PROBLEM DETAILS: Look through the entries below, please, and copy every line with the word "Convert".

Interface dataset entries
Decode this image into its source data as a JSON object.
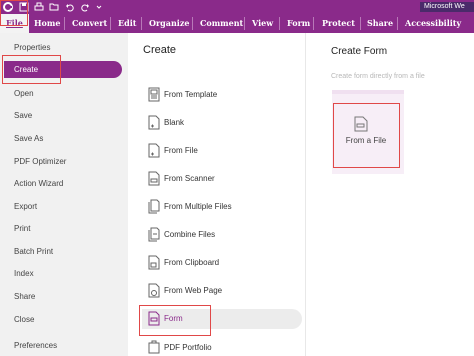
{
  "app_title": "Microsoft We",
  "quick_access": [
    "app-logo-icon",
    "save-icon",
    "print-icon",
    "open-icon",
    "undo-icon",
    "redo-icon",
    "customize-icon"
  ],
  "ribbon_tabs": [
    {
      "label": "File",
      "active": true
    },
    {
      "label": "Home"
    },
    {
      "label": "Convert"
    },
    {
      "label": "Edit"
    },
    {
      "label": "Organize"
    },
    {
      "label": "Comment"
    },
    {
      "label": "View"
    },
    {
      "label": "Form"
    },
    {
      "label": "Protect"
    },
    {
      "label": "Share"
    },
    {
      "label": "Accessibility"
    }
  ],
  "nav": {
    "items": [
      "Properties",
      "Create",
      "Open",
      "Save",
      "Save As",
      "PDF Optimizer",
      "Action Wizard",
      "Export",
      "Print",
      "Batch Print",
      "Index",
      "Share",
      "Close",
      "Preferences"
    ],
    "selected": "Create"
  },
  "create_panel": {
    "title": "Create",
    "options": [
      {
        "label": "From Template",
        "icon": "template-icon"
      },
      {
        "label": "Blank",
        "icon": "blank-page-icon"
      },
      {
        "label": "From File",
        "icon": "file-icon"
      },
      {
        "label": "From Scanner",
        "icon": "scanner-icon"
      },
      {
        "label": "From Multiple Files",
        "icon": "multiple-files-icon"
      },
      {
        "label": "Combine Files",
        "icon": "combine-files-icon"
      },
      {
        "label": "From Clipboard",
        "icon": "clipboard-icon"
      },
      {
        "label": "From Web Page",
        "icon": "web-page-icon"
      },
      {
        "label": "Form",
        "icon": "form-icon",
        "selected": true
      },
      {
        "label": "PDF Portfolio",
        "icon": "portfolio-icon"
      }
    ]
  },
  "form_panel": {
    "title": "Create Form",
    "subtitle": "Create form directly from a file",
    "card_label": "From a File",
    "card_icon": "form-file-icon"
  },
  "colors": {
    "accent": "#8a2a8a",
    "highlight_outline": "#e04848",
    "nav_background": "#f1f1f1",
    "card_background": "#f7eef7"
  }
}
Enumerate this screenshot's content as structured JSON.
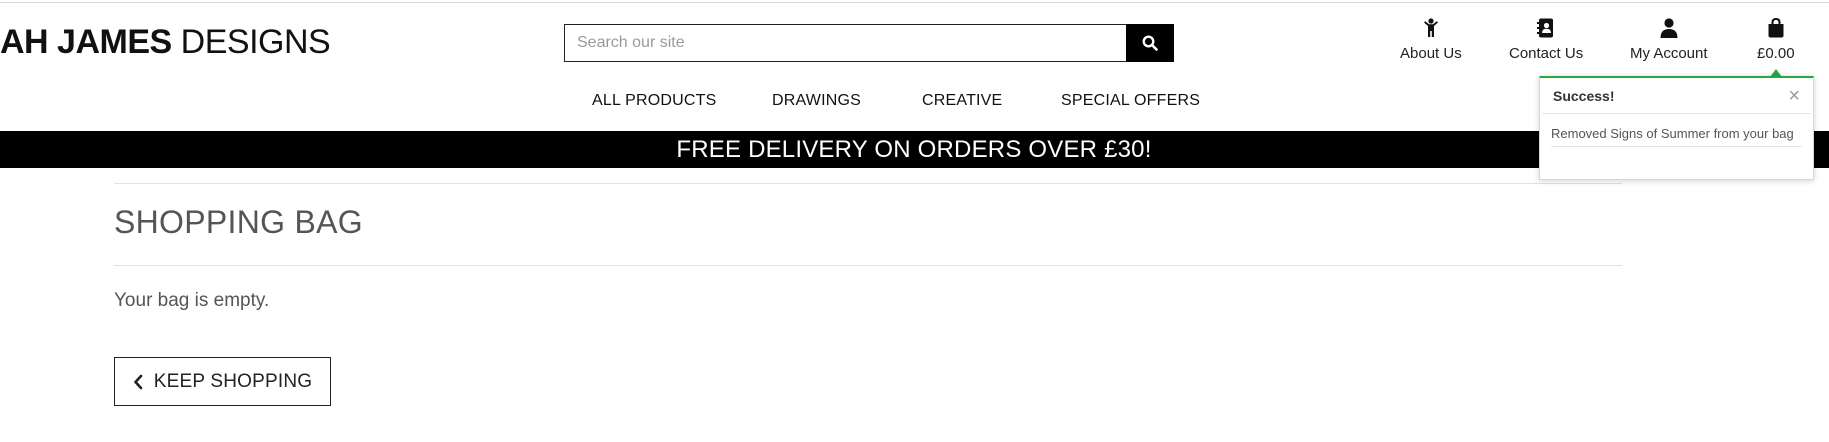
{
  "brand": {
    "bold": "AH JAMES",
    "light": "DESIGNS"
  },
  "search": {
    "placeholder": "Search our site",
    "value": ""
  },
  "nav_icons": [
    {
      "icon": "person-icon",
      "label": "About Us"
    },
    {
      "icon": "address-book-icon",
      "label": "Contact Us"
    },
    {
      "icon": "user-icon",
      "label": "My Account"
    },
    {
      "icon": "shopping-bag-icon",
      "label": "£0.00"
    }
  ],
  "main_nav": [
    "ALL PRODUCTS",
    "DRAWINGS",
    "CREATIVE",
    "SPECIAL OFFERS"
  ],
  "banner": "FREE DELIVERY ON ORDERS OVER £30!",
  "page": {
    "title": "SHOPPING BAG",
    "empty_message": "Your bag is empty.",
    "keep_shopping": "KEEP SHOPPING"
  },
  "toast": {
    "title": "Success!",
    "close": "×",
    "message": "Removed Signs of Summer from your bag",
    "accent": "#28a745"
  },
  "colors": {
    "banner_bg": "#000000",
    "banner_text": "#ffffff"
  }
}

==

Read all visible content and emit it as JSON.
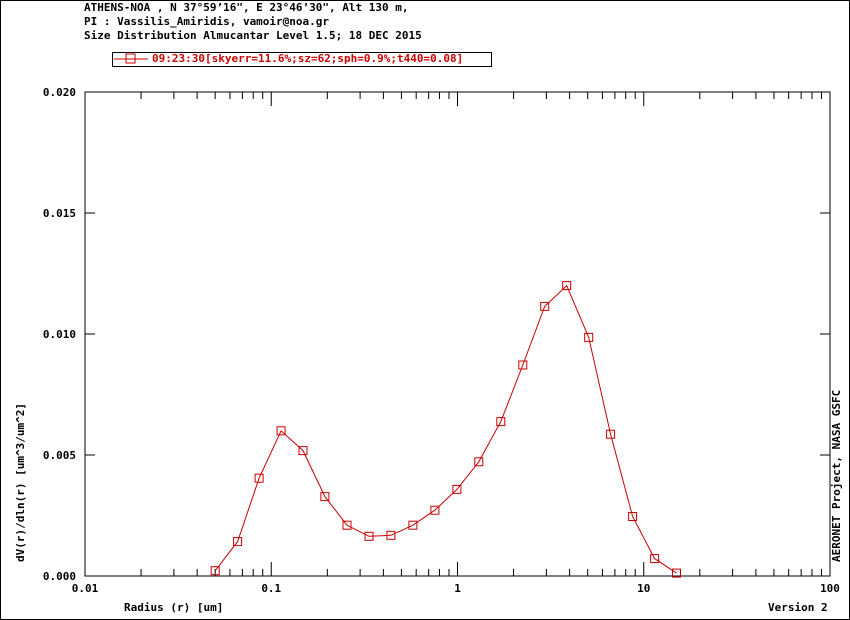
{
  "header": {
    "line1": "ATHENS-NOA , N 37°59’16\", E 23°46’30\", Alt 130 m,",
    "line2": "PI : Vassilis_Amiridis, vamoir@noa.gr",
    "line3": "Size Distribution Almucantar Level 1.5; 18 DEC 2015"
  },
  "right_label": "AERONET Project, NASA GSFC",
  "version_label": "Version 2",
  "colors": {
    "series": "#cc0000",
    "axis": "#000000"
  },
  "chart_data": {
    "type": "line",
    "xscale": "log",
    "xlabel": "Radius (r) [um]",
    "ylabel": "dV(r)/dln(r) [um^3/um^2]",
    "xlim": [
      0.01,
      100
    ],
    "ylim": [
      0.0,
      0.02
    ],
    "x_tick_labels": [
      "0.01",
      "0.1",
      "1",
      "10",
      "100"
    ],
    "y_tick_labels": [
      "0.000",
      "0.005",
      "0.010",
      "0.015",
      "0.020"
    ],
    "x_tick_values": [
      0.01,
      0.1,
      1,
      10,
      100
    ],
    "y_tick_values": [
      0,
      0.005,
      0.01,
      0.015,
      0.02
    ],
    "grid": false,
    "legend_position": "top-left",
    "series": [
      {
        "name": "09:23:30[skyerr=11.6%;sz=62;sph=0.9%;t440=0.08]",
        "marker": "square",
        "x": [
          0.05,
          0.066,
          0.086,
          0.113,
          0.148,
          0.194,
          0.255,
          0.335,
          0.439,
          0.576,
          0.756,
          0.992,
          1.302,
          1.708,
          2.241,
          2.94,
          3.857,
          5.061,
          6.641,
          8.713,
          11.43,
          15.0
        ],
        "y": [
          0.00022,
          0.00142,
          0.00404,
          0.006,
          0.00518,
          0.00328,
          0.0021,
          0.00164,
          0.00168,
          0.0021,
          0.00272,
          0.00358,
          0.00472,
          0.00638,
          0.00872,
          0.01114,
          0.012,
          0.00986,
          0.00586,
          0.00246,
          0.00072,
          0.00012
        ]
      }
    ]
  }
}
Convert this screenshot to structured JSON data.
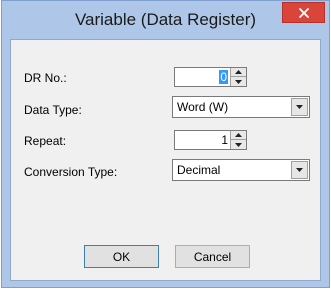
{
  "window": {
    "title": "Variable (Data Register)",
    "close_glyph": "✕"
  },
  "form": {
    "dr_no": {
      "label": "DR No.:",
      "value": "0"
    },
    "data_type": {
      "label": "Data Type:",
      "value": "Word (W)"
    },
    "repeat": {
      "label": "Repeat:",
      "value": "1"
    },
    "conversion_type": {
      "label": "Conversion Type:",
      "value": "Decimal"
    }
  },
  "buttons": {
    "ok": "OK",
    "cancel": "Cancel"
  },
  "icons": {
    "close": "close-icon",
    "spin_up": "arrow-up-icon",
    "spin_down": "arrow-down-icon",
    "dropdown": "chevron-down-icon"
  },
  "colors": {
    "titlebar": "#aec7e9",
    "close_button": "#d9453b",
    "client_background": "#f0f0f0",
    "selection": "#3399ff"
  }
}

THE COMPLETED TASK:
      "label": "Convert"
Convert this screenshot to structured JSON data.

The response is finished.